Peace Adzo Medie's debut novel, His Only Wife, was a New York Times Book Review Editors' Choice, a New York Times Notable Book of 2020, and a Time Magazine Must-Read Book of 2020. It was also a Reese's Book Club pick. Her book, Global Norms and Local Action: The Campaigns to End Violence Against Women in Africa, was published by Oxford University Press in 2020. She has won numerous awards for her scholarship and has held several fellowships, including the Oxford-Princeton Global Leaders Fellowship. She holds a PhD in public and international affairs from the University of Pittsburgh and a BA in geography from the University of Ghana.

This author is represented by the Hachette Speakers Bureau.


"Peace Adzo Medie is the doyenne of the emotional plot twist. Just when you're sure you've figured it out, she reminds you there are two sides to every story. A book to read and then find someone to discuss it with."--Chibundu Onuzo, author of Sankofa
"Peace Adzo Medie returns with a formidable exploration of friendship and the intricacies of the relationships that shape us. Told by two bright voices, Nightbloom is a journey that spans years and explores a different truths along a parallel journey. Touching, bold and thought-provoking, this story is one everyone should read."--Onyi Nwabineli, author of Someday, Maybe
"Medie's remarkable skills are on display here. She explores weighty themes with a deftness of touch, and there is a vitality to her writing that makes us believe she's a credible witness to the lives her characters live."--Chika Unigwe, author of On Black Sisters Street

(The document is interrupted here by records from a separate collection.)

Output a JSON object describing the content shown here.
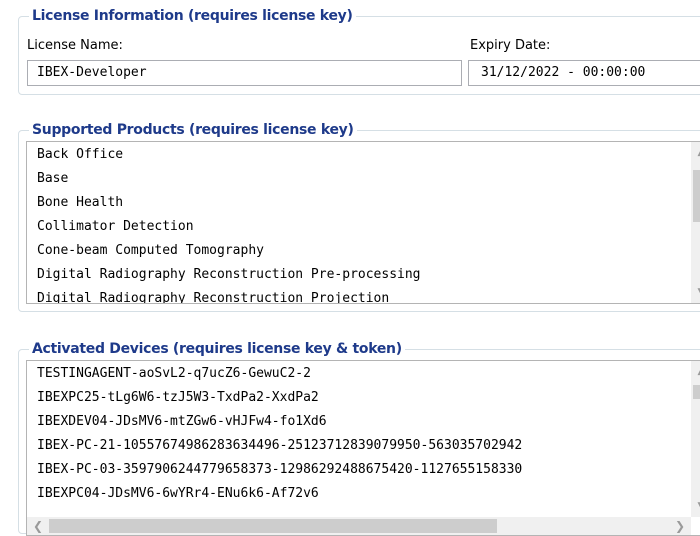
{
  "license_info": {
    "title": "License Information (requires license key)",
    "name_label": "License Name:",
    "name_value": "IBEX-Developer",
    "expiry_label": "Expiry Date:",
    "expiry_value": "31/12/2022 - 00:00:00"
  },
  "products": {
    "title": "Supported Products (requires license key)",
    "items": [
      "Back Office",
      "Base",
      "Bone Health",
      "Collimator Detection",
      "Cone-beam Computed Tomography",
      "Digital Radiography Reconstruction Pre-processing",
      "Digital Radiography Reconstruction Projection"
    ],
    "scroll_position_fraction": 0.2
  },
  "devices": {
    "title": "Activated Devices (requires license key & token)",
    "items": [
      "TESTINGAGENT-aoSvL2-q7ucZ6-GewuC2-2",
      "IBEXPC25-tLg6W6-tzJ5W3-TxdPa2-XxdPa2",
      "IBEXDEV04-JDsMV6-mtZGw6-vHJFw4-fo1Xd6",
      "IBEX-PC-21-10557674986283634496-25123712839079950-563035702942",
      "IBEX-PC-03-3597906244779658373-12986292488675420-1127655158330",
      "IBEXPC04-JDsMV6-6wYRr4-ENu6k6-Af72v6"
    ],
    "scroll_position_fraction": 0.1
  },
  "icons": {
    "scroll_up": "▲",
    "scroll_down": "▼",
    "scroll_left": "❮",
    "scroll_right": "❯"
  }
}
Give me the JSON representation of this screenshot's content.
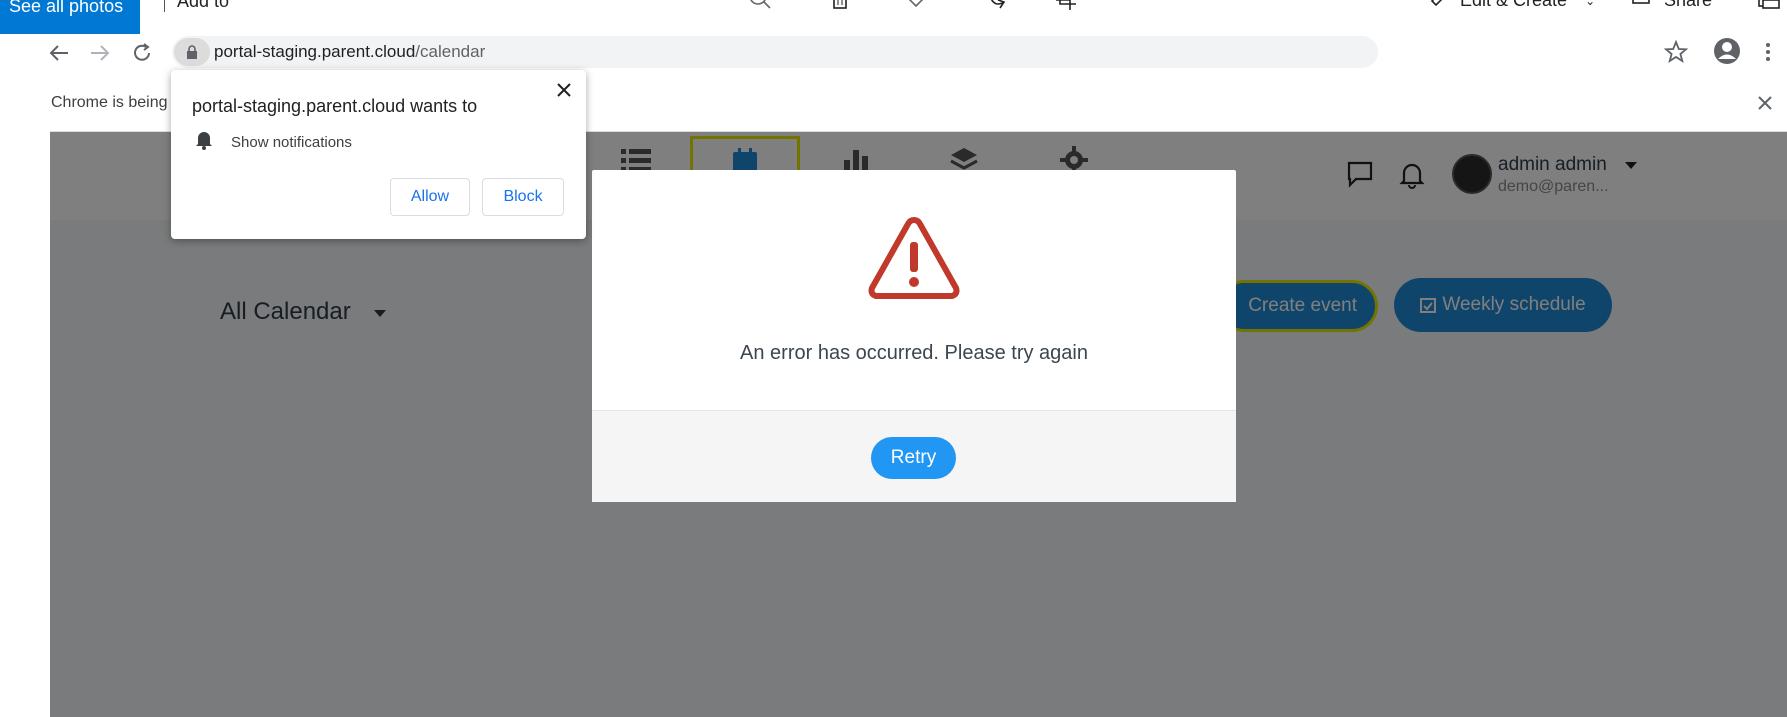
{
  "photos_bar": {
    "see_all": "See all photos",
    "add_to": "Add to",
    "edit_create": "Edit & Create",
    "share": "Share"
  },
  "browser": {
    "url_host": "portal-staging.parent.cloud",
    "url_path": "/calendar",
    "infobar_text": "Chrome is being"
  },
  "permission_popup": {
    "title": "portal-staging.parent.cloud wants to",
    "permission": "Show notifications",
    "allow_label": "Allow",
    "block_label": "Block"
  },
  "app_header": {
    "user_name": "admin admin",
    "user_email": "demo@paren..."
  },
  "page": {
    "title": "All Calendar",
    "create_event_label": "Create event",
    "weekly_schedule_label": "Weekly schedule"
  },
  "error_modal": {
    "message": "An error has occurred. Please try again",
    "retry_label": "Retry"
  },
  "colors": {
    "primary_blue": "#2196f3",
    "error_red": "#c0392b",
    "highlight_yellow": "#e6e600",
    "photos_blue": "#0078d4"
  }
}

"Nightbloom is a book about secrets; not just the ones passed between sister-cousins giggling in the dark, but the kinds our families require us to keep, the ones that reshape the landscape of who we become. In this stunning novel, Akorfa and Selasi share common wounds inflicted by the same adults who have vowed to care for them, but those wounds wield drastically different results in each woman. In these pages, Medie has achieved a symphonic feat, weaving a delicate narrative of multivocal familial history, where sameness and difference, sisterhood and division, salve and destruction walk hand in hand on a journey that feels both achingly familiar in its scope, yet fresh and utterly new in its telling."--Destiny O. Birdsong, author of Nobody's Magic
"A powerful portrayal of class, family, and female bonds in Ghana and the US."--SheReads
"A blistering story, written with razor sharp precision and characters who feel so real, it's like they're watching you all the while you're reading. I loved the themes of family, miscommunication and how there are two sides, if not maybe more, to every story."--Huma Qureshi, author of Things We Do Not Tell the People We Love
"Masterfully explores the complicated relationship between two childhood friends. I love the way it combines geographic range with deep intimacy. I highly recommend it."
--Ayesha Harruna Attah, author of The Hundred Wells of Salaga
"Everyday heartbreaks and mercies are laid bare in Peace Adzo Medie's poignant, candid, and heartfelt Nightbloom."--Sefi Atta, author of The Bad Immigrant
"Thought-provoking and beautifully told."--Booklist
"Medie focuses on the complex relationship between two Ghanaian women in this poignant outing... [and] keenly explores the nuances of the women's friendship and their misplaced blame. This is worth a look."--Publishers Weekly
"Medie's first novel, His Only Wife, was a knockout and her sophomore venture doesn't disappoint. Focused on friendship, secrets, courage and truth, Nightbloom addresses complex issues with nuance, candor and tenderness."--Ms. Magazine
Named a Most Anticipated Book of Spring/Summer 2023 by ELLE, Essence, The Root, SheReads, African Arguments, Ms. Magazine, Dandelion Chandelier, The Messenger, & The Floor Magazine
"Evocative... [Medie] immerse[s] the reader in the details of these two otherwise ordinary lives... The shifts in perspective -- from Akorfa's to Selasi's to a short final section narrated in the third person -- add tension and dramatic irony."--New York Times Book Review
"[A] bold exploration of a friendship gone awry."
"A captivating novel that delves into the complexities of female relationships and the societal challenges that seek to suppress women's voices."--The Messenger
"A hilarious and heartbreaking dual narrative from the perspectives of two cousins who have differing memories of their upbringing."--Richland Library